I am trying to construct a counterexample in $\mathbb{R}^4$. There are 10 relations, each of which is given as the vanishing set of a determinant. There are 14 variables in total. Is there a way to find a solution easily, possibly with the help of some computer program?

1$\begingroup$ If I understand you correctly, you have 10 equations of degree 4 in 14 variables. This looks too complicated for a Computer approach using Gröbner bases or Macualy determinants, unless there are some unexpected simplifications. If your problem has some structure, unexpected things are more likely to happen, so you should try e.g. math.uiuc.edu/Macaulay2 . $\endgroup$ – JanChristoph SchlagePuchta Jan 27 '17 at 9:33

5$\begingroup$ Yes, this sounds underdetermined perhaps you could post your system?! $\endgroup$ – Moritz Firsching Jan 27 '17 at 9:33

$\begingroup$ you can try minimising a nice function, say, linear, on your algebraic set. Then the Langrange multipliers method will give you more equations (that only hold where an optimum is reached). $\endgroup$ – Dima Pasechnik Jan 27 '17 at 10:46

1$\begingroup$ I second the suggestion that you should post your actual set of equations (in a form that can be cut and pasted into a computer programme; do not LaTeX them). If they are very big and you do not have a convenient way to put them on the web then you can email them to me (N.P.Strickland@sheffield.ac.uk) $\endgroup$ – Neil Strickland Jan 27 '17 at 17:45

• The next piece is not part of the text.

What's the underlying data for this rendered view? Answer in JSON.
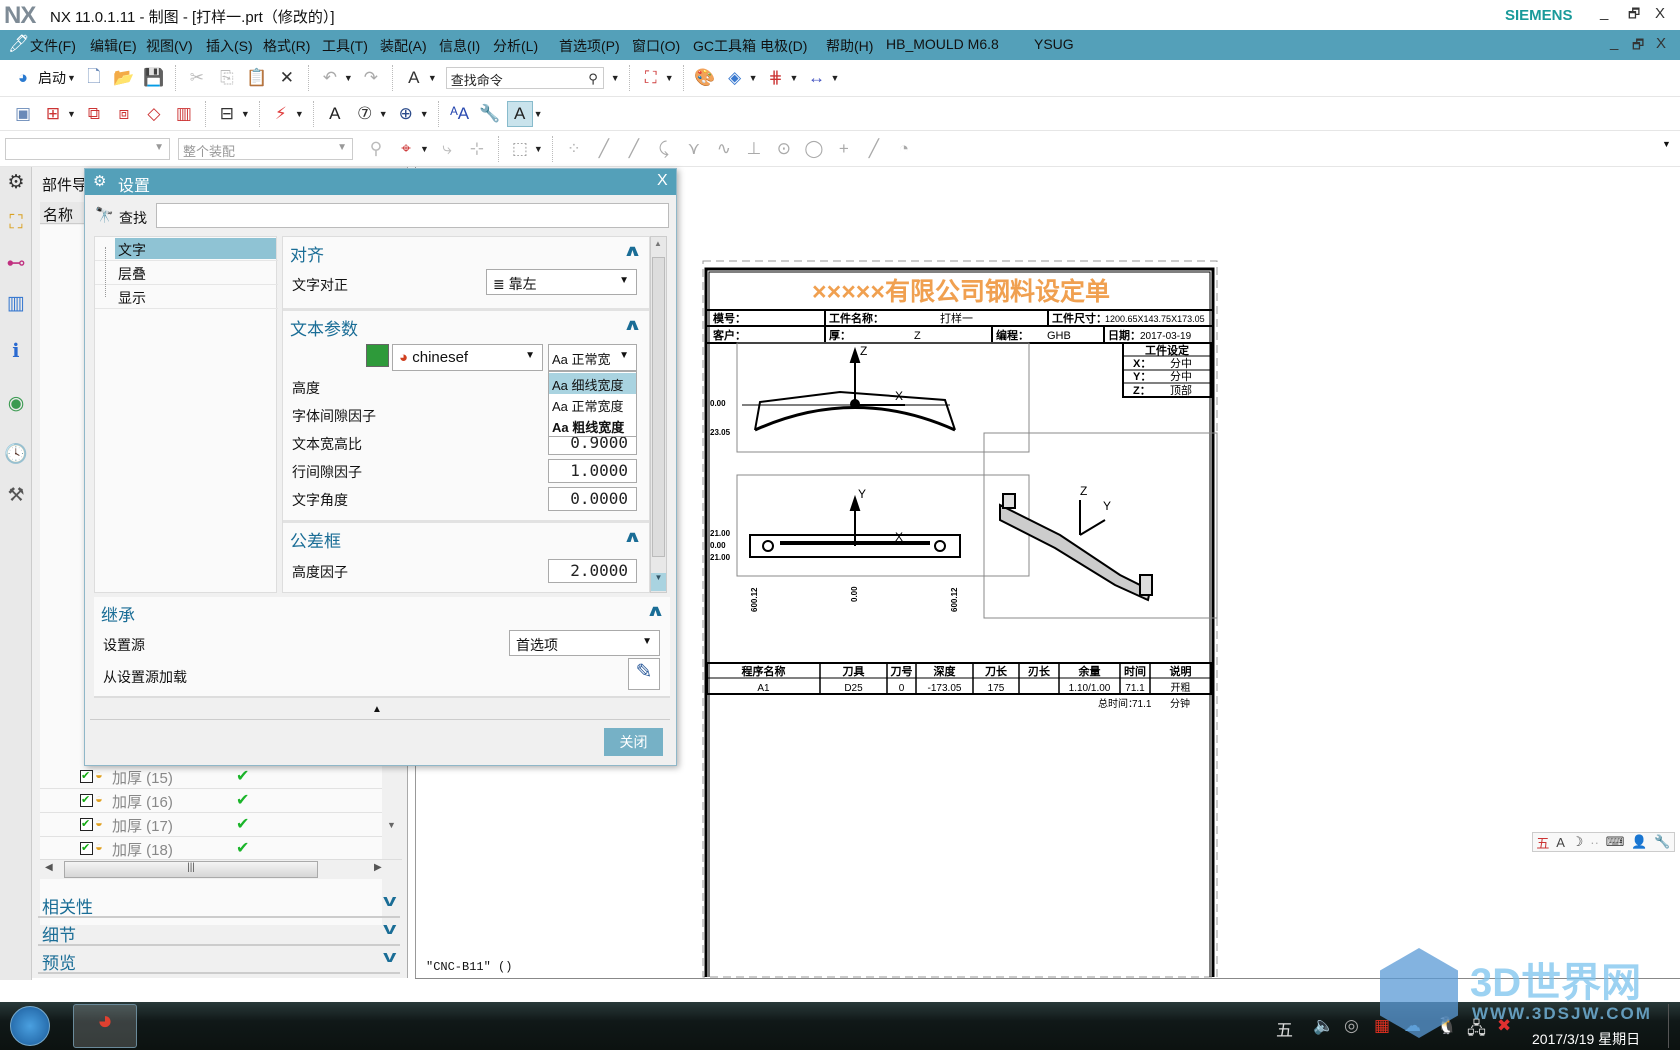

2$\begingroup$ bertini.nd.edu $\endgroup$ – Steve Huntsman Jan 28 '17 at 1:03
If the system is too complicated for symbolic solution, you might try some numerical experimentation.
Since there are more variables than equations, the system is likely to be underdetermined as Moritz Firsching commented. In this case, if you choose values for $4$ of the variables (hopefully the nature of the problem gives you some idea of likely orders of magnitude for them), you may be able to numerically solve the $10$ equations for the remaining $10$ variables, using something like Maple's fsolve, and have a good chance of success. It may even be possible to prove that a true solution exists near that numerical solution.